— Data provided —
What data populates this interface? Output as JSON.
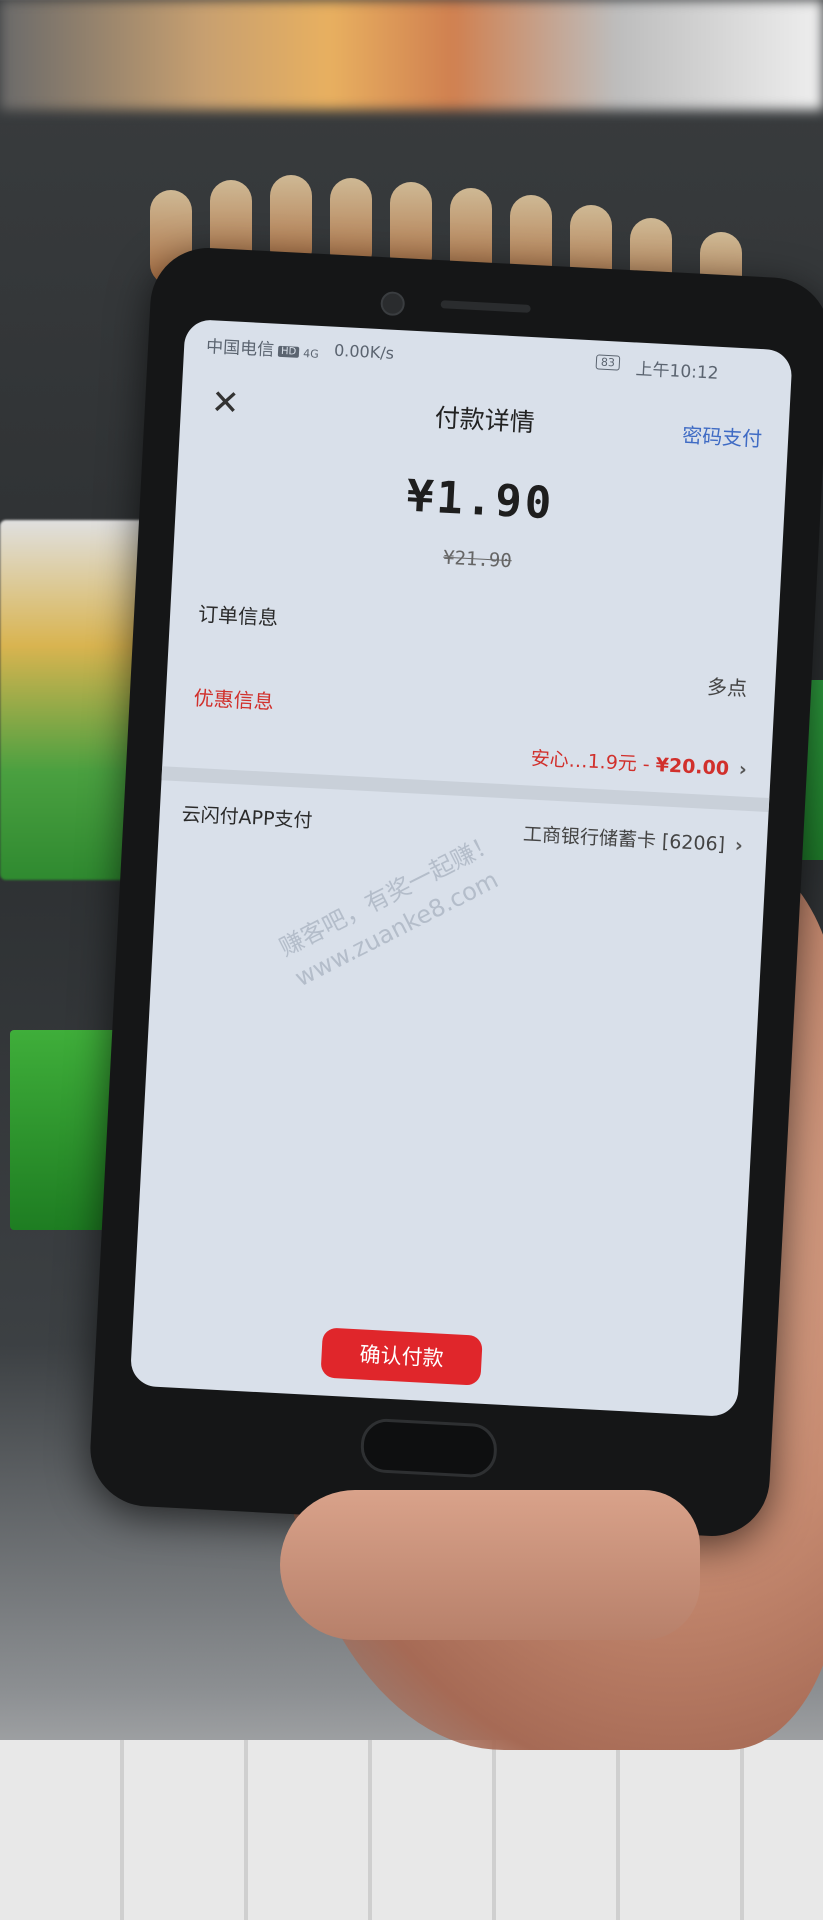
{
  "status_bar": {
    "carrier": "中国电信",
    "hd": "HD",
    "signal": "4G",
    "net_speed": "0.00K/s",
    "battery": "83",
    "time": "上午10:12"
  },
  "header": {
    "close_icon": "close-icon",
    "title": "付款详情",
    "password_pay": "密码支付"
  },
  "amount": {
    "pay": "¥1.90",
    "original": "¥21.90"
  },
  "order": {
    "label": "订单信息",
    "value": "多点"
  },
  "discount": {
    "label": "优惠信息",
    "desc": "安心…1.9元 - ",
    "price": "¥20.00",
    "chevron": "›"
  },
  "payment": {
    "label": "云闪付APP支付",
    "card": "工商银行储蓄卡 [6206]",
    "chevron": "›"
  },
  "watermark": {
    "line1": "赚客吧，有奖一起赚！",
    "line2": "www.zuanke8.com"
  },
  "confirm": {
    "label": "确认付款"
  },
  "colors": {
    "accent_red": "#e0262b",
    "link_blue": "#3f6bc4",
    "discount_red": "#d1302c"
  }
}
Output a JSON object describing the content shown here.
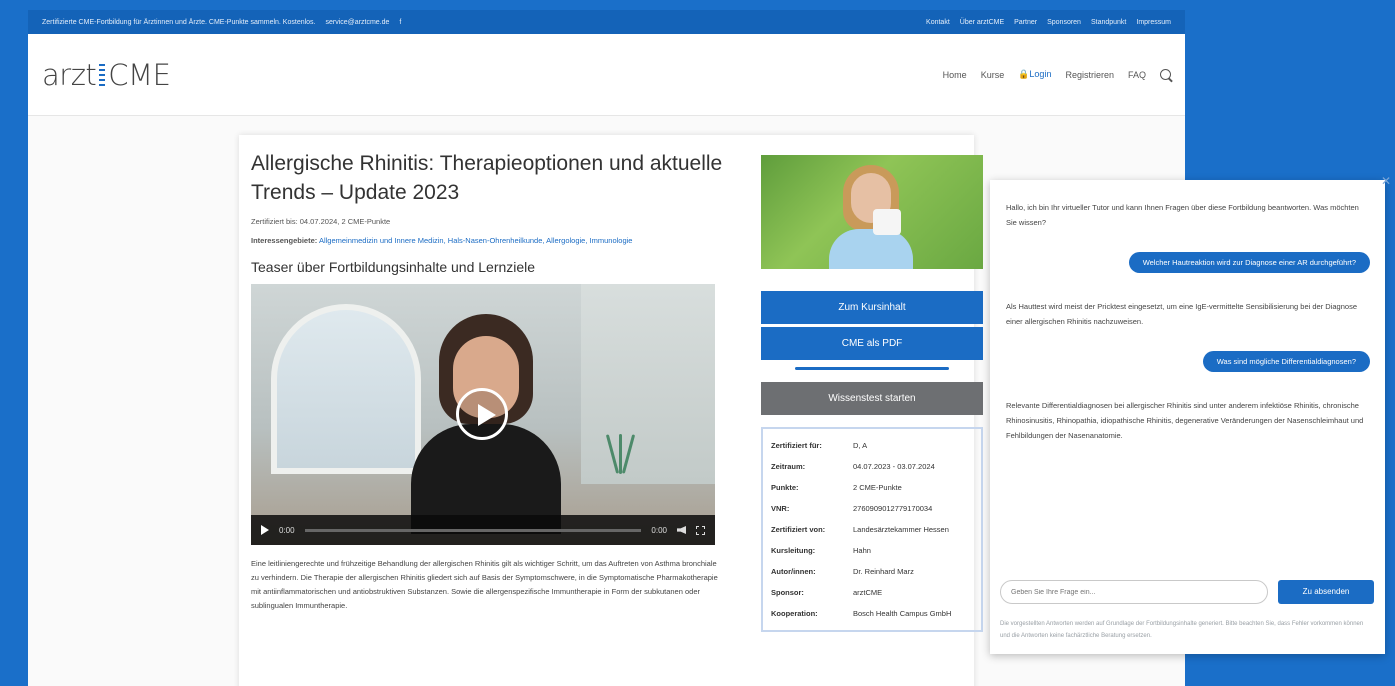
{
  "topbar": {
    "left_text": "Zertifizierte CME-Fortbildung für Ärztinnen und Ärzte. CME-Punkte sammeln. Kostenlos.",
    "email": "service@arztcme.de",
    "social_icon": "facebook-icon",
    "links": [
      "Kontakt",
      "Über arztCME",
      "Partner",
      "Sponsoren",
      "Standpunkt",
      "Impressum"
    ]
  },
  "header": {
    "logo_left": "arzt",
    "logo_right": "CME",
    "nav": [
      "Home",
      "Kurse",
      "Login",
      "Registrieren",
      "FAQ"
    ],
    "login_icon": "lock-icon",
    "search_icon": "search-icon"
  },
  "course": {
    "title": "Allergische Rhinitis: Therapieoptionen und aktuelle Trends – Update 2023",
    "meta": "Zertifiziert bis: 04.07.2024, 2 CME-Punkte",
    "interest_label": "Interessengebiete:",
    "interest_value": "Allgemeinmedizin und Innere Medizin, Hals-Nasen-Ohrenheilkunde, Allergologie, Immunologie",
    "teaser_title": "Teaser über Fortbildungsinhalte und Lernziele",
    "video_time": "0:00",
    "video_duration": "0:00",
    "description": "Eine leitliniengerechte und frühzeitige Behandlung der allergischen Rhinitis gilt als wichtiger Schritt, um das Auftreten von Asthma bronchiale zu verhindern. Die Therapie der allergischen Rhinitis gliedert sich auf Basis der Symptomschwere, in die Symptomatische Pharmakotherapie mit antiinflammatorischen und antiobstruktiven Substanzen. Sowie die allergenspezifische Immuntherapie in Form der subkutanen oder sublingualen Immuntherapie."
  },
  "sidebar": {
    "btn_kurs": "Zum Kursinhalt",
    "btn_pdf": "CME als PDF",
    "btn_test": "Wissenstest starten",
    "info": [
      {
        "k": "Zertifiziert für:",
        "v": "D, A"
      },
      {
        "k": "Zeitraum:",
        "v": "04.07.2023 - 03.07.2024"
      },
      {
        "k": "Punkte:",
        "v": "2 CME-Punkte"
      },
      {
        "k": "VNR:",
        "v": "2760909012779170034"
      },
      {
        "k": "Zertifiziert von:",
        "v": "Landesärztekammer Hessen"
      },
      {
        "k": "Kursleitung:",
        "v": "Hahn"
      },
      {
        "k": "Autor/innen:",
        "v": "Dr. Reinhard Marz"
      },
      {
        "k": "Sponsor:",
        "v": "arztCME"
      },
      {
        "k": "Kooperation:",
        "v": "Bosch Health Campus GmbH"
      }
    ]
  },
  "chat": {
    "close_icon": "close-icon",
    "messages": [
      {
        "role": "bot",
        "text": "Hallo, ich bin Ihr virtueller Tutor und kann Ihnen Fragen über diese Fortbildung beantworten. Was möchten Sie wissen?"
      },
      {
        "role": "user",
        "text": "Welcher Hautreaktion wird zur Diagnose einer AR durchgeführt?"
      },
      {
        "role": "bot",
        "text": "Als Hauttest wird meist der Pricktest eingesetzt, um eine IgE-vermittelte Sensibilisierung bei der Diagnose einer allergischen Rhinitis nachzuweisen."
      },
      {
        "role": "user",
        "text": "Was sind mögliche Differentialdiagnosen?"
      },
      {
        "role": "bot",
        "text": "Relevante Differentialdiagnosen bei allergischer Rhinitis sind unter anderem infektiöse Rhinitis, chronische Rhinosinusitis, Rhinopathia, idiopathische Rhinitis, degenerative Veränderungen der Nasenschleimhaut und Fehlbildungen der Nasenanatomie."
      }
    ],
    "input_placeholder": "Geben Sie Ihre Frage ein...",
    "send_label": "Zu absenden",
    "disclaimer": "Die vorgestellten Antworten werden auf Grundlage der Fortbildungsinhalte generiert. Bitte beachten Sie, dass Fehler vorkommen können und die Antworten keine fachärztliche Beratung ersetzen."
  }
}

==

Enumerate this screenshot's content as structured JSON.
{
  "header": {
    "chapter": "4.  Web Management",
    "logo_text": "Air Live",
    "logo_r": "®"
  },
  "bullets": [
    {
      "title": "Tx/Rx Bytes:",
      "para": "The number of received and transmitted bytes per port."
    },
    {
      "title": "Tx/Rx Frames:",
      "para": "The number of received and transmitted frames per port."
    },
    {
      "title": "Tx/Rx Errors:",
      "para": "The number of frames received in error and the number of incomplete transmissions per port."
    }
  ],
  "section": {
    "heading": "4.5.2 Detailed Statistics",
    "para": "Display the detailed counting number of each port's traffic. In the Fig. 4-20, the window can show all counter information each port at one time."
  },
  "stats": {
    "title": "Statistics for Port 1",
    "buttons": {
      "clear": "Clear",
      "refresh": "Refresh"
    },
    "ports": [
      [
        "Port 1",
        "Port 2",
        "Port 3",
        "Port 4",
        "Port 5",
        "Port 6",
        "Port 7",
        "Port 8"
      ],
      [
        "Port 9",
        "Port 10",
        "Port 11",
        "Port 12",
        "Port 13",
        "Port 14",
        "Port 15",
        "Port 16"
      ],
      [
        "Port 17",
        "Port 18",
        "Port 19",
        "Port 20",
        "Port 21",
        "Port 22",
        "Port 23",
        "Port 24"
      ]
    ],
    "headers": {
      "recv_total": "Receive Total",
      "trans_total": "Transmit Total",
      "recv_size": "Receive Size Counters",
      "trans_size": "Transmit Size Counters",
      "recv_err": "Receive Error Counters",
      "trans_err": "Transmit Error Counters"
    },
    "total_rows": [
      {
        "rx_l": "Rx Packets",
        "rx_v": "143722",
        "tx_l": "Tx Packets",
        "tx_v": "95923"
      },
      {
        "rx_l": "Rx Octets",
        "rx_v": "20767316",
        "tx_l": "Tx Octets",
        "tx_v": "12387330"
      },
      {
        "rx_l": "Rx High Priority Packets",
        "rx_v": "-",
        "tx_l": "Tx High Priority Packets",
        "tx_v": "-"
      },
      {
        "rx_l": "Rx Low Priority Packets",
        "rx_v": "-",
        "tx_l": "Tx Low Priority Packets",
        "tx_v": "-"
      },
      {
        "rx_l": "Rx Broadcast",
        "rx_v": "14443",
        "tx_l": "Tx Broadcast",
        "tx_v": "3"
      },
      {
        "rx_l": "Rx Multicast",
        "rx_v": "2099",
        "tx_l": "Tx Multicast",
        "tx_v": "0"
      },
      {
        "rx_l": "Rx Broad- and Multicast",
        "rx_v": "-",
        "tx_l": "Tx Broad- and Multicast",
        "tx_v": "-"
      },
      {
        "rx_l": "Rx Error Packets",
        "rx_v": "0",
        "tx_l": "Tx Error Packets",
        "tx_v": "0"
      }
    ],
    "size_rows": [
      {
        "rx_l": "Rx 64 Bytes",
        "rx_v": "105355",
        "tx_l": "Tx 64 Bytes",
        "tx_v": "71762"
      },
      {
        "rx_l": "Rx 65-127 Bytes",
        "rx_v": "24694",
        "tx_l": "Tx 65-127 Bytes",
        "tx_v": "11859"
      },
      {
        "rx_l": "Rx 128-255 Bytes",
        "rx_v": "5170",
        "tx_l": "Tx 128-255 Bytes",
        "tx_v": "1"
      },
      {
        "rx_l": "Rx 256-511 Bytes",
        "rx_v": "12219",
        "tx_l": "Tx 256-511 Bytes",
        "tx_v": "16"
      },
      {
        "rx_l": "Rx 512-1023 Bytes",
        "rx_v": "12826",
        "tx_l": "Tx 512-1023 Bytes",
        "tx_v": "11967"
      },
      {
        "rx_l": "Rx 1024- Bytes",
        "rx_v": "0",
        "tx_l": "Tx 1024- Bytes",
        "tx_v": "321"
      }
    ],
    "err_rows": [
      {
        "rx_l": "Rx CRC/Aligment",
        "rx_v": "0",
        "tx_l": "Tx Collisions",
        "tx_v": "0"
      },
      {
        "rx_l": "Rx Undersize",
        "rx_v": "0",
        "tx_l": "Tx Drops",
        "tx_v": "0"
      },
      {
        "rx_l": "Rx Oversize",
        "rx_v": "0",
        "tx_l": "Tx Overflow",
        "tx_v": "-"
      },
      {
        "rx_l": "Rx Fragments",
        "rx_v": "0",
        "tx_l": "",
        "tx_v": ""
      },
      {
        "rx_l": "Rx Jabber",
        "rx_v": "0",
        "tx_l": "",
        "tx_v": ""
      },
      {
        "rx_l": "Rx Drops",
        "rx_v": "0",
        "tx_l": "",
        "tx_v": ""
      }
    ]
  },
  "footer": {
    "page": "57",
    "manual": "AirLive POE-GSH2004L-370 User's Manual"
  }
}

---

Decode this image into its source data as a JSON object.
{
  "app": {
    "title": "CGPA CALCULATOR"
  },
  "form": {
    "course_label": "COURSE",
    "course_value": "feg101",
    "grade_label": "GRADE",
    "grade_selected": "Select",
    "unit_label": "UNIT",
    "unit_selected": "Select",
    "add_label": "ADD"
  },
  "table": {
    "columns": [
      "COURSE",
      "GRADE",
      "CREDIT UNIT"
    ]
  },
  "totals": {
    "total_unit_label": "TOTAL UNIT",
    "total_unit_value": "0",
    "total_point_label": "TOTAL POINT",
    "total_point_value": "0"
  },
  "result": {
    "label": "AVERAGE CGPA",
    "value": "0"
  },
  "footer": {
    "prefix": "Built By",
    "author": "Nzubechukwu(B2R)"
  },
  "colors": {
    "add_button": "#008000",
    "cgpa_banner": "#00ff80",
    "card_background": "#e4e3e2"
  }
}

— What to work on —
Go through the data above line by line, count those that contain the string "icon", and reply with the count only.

— Response to this task —
5